The job is to output each record again, character for character.

Segment Open

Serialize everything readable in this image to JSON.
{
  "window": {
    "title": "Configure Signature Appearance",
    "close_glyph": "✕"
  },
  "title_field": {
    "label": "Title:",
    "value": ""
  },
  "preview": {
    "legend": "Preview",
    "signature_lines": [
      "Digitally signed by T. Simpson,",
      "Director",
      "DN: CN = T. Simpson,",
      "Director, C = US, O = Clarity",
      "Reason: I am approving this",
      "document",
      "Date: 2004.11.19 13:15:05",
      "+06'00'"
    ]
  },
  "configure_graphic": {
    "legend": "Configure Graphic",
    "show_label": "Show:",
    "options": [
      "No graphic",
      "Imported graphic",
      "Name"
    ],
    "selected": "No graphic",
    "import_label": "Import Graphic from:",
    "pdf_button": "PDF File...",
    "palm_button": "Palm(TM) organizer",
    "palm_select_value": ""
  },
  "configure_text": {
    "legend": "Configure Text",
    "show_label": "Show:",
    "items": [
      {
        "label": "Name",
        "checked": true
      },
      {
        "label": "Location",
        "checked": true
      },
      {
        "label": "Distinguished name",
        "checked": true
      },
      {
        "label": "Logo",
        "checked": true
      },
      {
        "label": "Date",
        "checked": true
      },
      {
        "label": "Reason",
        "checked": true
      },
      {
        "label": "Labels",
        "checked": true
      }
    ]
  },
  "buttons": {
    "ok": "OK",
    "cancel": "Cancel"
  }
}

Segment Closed

■ ANSWER TO THE EXERCISE:
Serialize everything readable in this image to JSON.
{
  "window": {
    "title": "Configure Signature Appearance",
    "close_glyph": "✕"
  },
  "title_field": {
    "label": "Title:",
    "value": ""
  },
  "preview": {
    "legend": "Preview",
    "signature_lines": [
      "Digitally signed by T. Simpson,",
      "Director",
      "DN: CN = T. Simpson,",
      "Director, C = US, O = Clarity",
      "Reason: I am approving this",
      "document",
      "Date: 2004.11.19 13:15:05",
      "+06'00'"
    ]
  },
  "configure_graphic": {
    "legend": "Configure Graphic",
    "show_label": "Show:",
    "options": [
      "No graphic",
      "Imported graphic",
      "Name"
    ],
    "selected": "No graphic",
    "import_label": "Import Graphic from:",
    "pdf_button": "PDF File...",
    "palm_button": "Palm(TM) organizer",
    "palm_select_value": ""
  },
  "configure_text": {
    "legend": "Configure Text",
    "show_label": "Show:",
    "items": [
      {
        "label": "Name",
        "checked": true
      },
      {
        "label": "Location",
        "checked": true
      },
      {
        "label": "Distinguished name",
        "checked": true
      },
      {
        "label": "Logo",
        "checked": true
      },
      {
        "label": "Date",
        "checked": true
      },
      {
        "label": "Reason",
        "checked": true
      },
      {
        "label": "Labels",
        "checked": true
      }
    ]
  },
  "buttons": {
    "ok": "OK",
    "cancel": "Cancel"
  }
}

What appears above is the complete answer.